# – If you type the # symbol while the Goto Anything menu is open, you will enter fuzzy matching mode. You should see many items appear in Various rows. You can either click on one of those items or start typing any letters in the text you would like to find. If the word “dog” appeared in your code somewhere, you would simply need to type “#dg.” If you wanted to find “bird,” you would simply need to type “#bd.”
Partial File Name+# – If you have a project open and would like to search a specific file for something, you would only need to type a partial file name (until that file shows in your search bar) in the Goto Anything menu and then the # symbol.
:+Line Number – If you would like to search for a specific line number in the GotoAnything menu, simply type a “:” and then the line number and you will jump right to that line number.
Partial File Name+:+Line Number – If you’d like to take a glance at a line in a file that’s not open, in the Goto Anything menu, type the partial file name and then “:” and the line number. You would jump right to that line without opening the file.
Ctrl+Shift+P – This palette offer a list of all available commands. Accepts fuzzy matching for searches of those commands. Basically, if you would like to quickly search for a command, open this menu and start typing what you think the name of it is. Your choices will be filtered as you type and the closer you get, the clearer your choices will become.
If you’re reading this post, you’ve most likely seen the multiple selection feature of Sublime Text. If you’re like me, your mouth probably dropped open when you saw it. It’s one of those really, really neat things to be able to do.
Ctrl – To make multiple selections with your cursor, simply place your cursor where you would like your first selection and then hold down the “Ctrl” key. Then, click each next spot you would like to select. When you are finished, you should have multiple blinking cursors.
Ctrl+Alt+Up or Down – Instead of clicking each area you’d like your additional cursor to be, you can simply click the first one again and then click the Ctrl+Alt+Up or Down keys to trail your cursor in either direction. When you’re finished, you should have the same as above – multiple blinking cursors.
Ctrl+Shift+L – If you’d like a different way to make multiple selections, you could highlight the lines you’d like to make your selections in and then split those lines. Once your lines are highlighted, click “Ctrl+Shift+L” and you’ll see your cursor blinking at the end of each line. Just hit the left arrow to move your cursors to the beginning of each line and then the space bar to the spot you’d like to make your edits. You may also click the “Alt+Left or Right Arrows” to jump by word.

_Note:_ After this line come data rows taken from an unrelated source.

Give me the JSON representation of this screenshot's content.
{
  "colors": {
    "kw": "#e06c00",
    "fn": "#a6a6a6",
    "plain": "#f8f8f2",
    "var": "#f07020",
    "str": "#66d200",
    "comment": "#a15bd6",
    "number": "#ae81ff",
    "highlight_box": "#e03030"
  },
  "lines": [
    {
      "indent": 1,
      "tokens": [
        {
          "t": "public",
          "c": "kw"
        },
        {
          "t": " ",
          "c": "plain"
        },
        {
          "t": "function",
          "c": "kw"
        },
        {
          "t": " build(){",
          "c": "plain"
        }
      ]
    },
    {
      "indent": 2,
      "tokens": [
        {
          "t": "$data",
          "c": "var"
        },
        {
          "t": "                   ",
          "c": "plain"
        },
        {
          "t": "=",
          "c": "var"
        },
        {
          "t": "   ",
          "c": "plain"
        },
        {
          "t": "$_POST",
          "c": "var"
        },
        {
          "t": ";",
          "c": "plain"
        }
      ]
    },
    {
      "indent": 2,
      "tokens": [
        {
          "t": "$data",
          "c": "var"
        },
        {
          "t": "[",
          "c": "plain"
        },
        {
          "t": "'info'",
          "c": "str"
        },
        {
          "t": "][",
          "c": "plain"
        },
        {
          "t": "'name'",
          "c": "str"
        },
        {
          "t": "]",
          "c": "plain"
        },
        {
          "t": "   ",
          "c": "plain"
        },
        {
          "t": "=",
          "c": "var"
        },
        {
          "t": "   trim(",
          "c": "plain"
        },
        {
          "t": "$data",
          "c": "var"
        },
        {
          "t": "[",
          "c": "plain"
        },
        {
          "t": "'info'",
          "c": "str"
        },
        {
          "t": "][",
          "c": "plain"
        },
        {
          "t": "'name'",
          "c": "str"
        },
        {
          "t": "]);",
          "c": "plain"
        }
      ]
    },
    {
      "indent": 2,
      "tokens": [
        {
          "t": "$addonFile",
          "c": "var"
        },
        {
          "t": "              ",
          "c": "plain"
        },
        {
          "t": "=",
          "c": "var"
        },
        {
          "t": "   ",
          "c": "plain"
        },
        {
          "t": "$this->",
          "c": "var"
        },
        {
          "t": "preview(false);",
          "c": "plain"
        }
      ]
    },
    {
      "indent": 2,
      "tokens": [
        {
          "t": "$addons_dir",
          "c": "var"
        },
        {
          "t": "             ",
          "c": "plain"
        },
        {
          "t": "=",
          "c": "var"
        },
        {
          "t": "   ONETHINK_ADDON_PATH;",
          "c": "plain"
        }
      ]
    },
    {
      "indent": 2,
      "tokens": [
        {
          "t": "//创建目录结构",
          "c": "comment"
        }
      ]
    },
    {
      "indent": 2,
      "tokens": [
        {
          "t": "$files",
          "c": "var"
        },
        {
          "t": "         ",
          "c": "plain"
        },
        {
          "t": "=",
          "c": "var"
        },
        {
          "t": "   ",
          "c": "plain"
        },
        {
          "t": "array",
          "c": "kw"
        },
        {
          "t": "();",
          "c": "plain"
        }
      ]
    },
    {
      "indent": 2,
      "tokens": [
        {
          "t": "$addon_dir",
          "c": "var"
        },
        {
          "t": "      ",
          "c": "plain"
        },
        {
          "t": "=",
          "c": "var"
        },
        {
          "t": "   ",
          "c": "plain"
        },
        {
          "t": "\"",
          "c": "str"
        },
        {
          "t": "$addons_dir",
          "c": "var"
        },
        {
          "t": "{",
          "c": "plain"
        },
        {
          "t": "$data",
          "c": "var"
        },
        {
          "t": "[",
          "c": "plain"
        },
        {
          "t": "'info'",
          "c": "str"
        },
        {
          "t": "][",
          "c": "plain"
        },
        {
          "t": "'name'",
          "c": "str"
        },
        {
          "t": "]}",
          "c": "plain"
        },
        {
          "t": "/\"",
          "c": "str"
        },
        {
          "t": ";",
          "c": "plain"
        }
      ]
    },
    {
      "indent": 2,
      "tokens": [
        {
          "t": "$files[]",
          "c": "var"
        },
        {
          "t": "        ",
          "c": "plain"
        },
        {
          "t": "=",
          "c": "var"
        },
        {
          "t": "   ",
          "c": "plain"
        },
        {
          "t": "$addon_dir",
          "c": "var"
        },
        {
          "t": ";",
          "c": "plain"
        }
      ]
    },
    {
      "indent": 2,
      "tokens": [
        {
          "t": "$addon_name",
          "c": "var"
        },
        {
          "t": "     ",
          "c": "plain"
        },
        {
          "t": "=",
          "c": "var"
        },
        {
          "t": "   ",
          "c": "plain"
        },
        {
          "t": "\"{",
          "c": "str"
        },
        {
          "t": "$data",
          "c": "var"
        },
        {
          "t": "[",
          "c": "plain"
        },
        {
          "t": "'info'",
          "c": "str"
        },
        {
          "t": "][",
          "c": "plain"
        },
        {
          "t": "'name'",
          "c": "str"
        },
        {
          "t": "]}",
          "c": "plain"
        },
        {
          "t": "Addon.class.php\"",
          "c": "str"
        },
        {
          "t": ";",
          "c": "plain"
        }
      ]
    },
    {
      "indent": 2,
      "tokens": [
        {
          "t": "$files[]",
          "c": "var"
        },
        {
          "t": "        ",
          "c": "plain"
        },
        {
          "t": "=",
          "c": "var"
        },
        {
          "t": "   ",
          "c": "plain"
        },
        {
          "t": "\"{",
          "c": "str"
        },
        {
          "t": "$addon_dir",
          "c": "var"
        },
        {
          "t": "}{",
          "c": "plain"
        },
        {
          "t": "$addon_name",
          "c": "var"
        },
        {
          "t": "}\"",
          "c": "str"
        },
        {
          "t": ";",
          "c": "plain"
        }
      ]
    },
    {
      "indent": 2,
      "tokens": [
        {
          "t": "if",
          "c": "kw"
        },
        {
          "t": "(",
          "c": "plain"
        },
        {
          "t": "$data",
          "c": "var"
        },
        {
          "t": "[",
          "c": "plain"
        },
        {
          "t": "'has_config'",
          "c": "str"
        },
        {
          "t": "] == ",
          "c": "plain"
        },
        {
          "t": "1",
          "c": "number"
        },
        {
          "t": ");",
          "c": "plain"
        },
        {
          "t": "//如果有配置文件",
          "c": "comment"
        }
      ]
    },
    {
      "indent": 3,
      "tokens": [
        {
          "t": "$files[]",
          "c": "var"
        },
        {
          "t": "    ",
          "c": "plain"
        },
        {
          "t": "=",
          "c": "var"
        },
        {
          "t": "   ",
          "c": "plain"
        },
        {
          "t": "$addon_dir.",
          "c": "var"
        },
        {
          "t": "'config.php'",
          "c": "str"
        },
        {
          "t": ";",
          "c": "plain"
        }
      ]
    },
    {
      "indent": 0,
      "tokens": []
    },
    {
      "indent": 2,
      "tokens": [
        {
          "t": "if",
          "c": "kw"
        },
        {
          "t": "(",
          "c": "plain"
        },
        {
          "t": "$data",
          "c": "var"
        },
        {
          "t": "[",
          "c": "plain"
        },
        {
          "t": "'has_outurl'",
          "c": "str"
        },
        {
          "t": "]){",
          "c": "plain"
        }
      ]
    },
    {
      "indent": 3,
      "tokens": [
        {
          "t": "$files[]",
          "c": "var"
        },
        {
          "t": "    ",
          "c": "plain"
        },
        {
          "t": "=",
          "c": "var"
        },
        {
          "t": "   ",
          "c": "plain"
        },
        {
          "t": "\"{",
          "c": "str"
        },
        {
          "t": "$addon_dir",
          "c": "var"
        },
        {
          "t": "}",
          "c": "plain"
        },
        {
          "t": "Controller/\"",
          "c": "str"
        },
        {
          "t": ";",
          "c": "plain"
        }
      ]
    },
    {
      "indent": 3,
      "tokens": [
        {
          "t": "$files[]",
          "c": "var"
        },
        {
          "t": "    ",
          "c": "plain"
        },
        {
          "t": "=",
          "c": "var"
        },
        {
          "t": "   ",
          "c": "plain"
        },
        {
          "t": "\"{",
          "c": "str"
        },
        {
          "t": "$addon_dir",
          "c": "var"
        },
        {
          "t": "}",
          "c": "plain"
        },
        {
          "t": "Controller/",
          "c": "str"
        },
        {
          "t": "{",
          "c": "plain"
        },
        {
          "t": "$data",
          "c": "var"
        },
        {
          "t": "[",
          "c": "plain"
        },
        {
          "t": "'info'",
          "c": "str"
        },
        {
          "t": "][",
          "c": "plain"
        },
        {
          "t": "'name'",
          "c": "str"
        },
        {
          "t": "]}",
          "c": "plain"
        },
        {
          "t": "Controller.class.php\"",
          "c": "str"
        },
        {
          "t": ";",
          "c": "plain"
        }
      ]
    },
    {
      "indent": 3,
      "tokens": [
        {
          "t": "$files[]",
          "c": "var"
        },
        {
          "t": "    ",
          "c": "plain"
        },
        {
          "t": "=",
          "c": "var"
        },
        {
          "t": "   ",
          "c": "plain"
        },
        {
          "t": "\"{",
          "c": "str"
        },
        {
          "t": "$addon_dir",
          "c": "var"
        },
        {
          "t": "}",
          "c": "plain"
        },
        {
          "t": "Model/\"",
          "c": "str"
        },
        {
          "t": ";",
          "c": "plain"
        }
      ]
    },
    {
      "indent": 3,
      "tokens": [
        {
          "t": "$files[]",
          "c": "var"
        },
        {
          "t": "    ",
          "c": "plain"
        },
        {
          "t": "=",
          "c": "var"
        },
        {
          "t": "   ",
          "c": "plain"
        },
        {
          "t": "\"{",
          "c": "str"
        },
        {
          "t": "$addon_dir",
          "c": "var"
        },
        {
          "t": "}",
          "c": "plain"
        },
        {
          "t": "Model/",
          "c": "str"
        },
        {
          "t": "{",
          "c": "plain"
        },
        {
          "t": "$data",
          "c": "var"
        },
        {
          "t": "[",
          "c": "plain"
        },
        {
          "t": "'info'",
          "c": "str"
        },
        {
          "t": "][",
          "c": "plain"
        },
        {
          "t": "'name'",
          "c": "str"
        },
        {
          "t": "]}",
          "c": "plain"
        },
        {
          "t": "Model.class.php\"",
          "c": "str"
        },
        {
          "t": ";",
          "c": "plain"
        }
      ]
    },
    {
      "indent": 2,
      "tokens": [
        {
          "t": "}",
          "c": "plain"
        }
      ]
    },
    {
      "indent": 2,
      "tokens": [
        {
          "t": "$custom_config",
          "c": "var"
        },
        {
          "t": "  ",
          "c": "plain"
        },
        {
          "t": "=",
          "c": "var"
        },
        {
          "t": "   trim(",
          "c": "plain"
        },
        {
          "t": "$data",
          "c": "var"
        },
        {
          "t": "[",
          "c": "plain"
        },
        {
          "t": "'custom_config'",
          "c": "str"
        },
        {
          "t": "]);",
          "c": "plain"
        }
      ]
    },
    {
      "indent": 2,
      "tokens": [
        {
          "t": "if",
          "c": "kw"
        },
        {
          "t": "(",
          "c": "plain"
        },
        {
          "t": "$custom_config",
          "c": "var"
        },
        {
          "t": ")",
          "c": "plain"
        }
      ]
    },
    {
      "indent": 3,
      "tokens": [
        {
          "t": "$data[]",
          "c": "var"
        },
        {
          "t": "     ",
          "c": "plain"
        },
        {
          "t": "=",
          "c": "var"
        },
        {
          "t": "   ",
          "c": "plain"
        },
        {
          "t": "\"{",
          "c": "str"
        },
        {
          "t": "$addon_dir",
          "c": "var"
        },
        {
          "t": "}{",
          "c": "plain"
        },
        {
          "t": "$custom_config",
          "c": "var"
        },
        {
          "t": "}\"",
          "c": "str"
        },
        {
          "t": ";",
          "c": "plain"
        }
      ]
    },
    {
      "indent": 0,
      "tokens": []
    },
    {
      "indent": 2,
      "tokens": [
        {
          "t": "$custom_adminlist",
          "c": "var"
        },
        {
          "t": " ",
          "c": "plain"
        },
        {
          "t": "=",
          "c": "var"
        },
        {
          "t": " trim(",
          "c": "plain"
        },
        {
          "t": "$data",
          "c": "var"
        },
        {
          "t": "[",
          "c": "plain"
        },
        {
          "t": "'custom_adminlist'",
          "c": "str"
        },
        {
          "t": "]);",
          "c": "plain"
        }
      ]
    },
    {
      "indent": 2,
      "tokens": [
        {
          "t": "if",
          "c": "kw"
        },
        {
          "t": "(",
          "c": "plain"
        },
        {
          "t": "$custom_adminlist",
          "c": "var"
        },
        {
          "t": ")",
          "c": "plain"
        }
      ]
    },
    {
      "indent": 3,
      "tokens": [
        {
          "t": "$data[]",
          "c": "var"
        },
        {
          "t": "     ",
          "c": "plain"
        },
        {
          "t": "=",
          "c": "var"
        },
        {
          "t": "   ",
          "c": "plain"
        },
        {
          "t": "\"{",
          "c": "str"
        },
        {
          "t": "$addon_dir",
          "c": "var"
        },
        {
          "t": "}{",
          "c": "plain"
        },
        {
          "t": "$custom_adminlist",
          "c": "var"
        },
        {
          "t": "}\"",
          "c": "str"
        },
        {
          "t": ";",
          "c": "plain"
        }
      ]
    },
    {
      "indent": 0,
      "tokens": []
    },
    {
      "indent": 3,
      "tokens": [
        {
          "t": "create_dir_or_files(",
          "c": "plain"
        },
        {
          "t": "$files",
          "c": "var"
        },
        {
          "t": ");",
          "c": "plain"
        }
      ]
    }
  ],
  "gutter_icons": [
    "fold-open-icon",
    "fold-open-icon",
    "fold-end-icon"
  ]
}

That’s all I’m going to write for this post. There were actually a few more sections that I wanted to cover, but I’m beginning to realize that in order to keep the same level of detail, I’m going to have to write separate posts for each section. I”ll leave that for another day.